Hard Rock Cafe is putting the rock in shamrock with (what else?) Sham-Rock. The live local music begins at noon in the Sham-Rock Cafe Tent in Bessemer Court with The Wild Geese, who play idyllic, mostly acoustic Irish music. Corned Beef and Curry, who go on at 1:45 p.m., aren’t a food fusion entrée, but the popular Pittsburgh Irish band consisting of John McCann, Brad (“Hamish”) Dindak, and Bob Banerjee. The Adorabulls aren’t an Irish band, but their covers of everything from ’80s music to hip hop, all on instruments such as the ukulele and suitcase percussion, should get attendees groovin’ into the evening. The tent closes at 7 p.m., but the party moves inside with a concert by The Clintones, a ’90s rock covers band, at 9 p.m. 230 W. Station Square Dr., Station Square. (CM)

Other Saturday Events

Grant-Lee Phillips’s first solo release after leaving the group Grant Lee Buffalo, 2009’s Ladies Love Oracle, put him on the radar again and his follow-up album Mobilize made him a successful recording artist. On Mobilize, Phillips played every instrument and used a drum machine for every track except “Hugo’s Theme” and “Sunday Best,” where he enlisted other musicians. He even had a recurring part on The WB network’s TV series “The Gilmore Girls” as the town troubadour. Phillips proudly touts his Native American roots which include Creek, Blackfoot, and Cherokee lineage. Phillips’s 2016 release The Narrows, examines themes of marriage, fatherhood, and moving from L.A. to Tennessee. He just released a new album Widdershins in February. He visits Club Cafe with co-headliner Kristin Hersh, lead singer/founding member of the art punk band Throwing Muses and alt rockers 50FOOTWAVE. 2016’s Wyatt at the Coyote Palace, released as a CD-and-hardcover-book combo, is Hersh’s most recent album. 8 p.m. 56-58 S. 12th St., South Side. (RH)
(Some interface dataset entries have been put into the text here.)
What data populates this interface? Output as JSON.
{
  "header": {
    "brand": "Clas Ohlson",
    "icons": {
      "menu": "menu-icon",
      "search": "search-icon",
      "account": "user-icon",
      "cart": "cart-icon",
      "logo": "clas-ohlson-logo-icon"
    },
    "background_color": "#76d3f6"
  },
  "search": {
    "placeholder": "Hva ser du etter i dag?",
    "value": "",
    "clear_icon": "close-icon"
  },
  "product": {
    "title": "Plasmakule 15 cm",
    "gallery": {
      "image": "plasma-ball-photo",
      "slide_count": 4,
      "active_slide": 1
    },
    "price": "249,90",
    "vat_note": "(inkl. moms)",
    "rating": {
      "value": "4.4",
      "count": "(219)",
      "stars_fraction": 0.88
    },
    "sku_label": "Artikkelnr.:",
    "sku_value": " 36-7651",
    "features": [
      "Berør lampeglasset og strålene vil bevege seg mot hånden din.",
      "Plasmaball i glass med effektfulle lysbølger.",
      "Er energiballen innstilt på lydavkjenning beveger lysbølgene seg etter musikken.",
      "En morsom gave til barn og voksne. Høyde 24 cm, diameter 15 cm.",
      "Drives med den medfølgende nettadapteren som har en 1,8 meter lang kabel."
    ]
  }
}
The Tampa Bay, Florida, area has some very talented blues guitarists, and one of those players—Selwyn Birchwood—is on the rise. He started playing at 13 and later met a neighbor—noted blues guitarist Sonny Rhodes—who taught him about blues guitar, lap steel guitar, and the business of running a band. Rhodes also insisted that Birchwood get a college education. He played in Rhodes’s band, took classes, and would even eventually earn an MBA from the University of Tampa. 2013 saw him winning the International Blues Challenge (IBC), and the next year he released Don’t Call No Ambulance on Alligator Records. Birchwood and his band won several major awards for the release. His latest album, Pick Your Poison, was released last May. Moondog’s. 8 p.m. 378 Freeport Rd., Blawnox.  (RH)